(F-ire CD96. CD Review by Peter Jones)
This arrived rather late, hence the rather late review. But it’s easy to see why it’s been so well received so far. Pianist and singer Joy Ellis has written all the songs on the album, and her writing reveals both depth of feeling and a rare degree of lyrical literacy.
Life on Land sounds distinctively English: there’s a certain pastoral quality to Be Kind and Here in the Quiet, which are full of warmth and gorgeous melody. But it’s not all about feel-good vibes: on The City, Joy takes a swipe at the “duelling raconteurs in the Square Mile, hustling”. She isn’t afraid to cover difficult topics like hopelessness, as on Veteran. And on Ellington Said, she develops Duke’s conceit of music as a demanding mistress: “she’ll take all your money and your space for thought”. Ain’t that the truth…
So Ellis always has a reason – often a moral reason – for writing these songs, which do far more than merely describe what she sees going on around her.
Her voice is expressive and clear, with a passionate flutter in it that reminds me of Bjork, whilst at other times there’s more than a touch of Norma Winstone. When harmonized and multi-tracked, as on What Got Lost Along the Way, the voice sounds sublime. The piano playing is, if anything, even better. Rather than show off the chops she clearly has in abundance, her approach to the keyboard is always in the service of the song, and she adapts her style to the differing properties of acoustic piano or Rhodes.
At the core of the band are drummer (and husband) Adam Osmianski and bassist Henrik Jensen plus the ubiquitous Rob Luft on guitar. We already know that the latter is a fine soloist, and he demonstrates this here on Veteran, What Got Lost Along the Way, and indeed every other tune he turns his hand to. There are also welcome guest appearances from James Copus (flugelhorn) and Binker Golding(tenor saxophone). But the greatest strength of this collection is the richness and sophistication of the songwriting.

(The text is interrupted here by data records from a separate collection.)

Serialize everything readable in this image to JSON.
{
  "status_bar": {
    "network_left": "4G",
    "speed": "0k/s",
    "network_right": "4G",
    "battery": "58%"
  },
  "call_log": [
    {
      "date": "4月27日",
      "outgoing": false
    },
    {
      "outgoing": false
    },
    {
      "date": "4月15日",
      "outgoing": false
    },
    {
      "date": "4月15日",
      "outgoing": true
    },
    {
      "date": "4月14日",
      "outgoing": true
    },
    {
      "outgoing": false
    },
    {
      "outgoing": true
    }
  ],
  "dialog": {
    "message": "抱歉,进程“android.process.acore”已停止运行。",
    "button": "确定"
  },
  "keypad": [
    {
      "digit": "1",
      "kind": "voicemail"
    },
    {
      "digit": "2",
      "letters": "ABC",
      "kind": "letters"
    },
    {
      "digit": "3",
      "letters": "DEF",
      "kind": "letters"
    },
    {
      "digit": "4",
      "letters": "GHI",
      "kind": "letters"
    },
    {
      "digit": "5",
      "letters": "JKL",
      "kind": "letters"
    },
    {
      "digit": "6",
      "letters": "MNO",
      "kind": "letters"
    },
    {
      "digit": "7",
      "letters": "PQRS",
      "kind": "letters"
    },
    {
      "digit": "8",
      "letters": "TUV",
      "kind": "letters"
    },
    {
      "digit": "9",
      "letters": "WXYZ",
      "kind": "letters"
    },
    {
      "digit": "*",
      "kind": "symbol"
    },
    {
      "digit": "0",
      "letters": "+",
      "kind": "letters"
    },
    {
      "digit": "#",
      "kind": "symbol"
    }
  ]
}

I’ve heard some wonderful albums in 2017, but I don’t think I’ve heard a better one than Life on Land.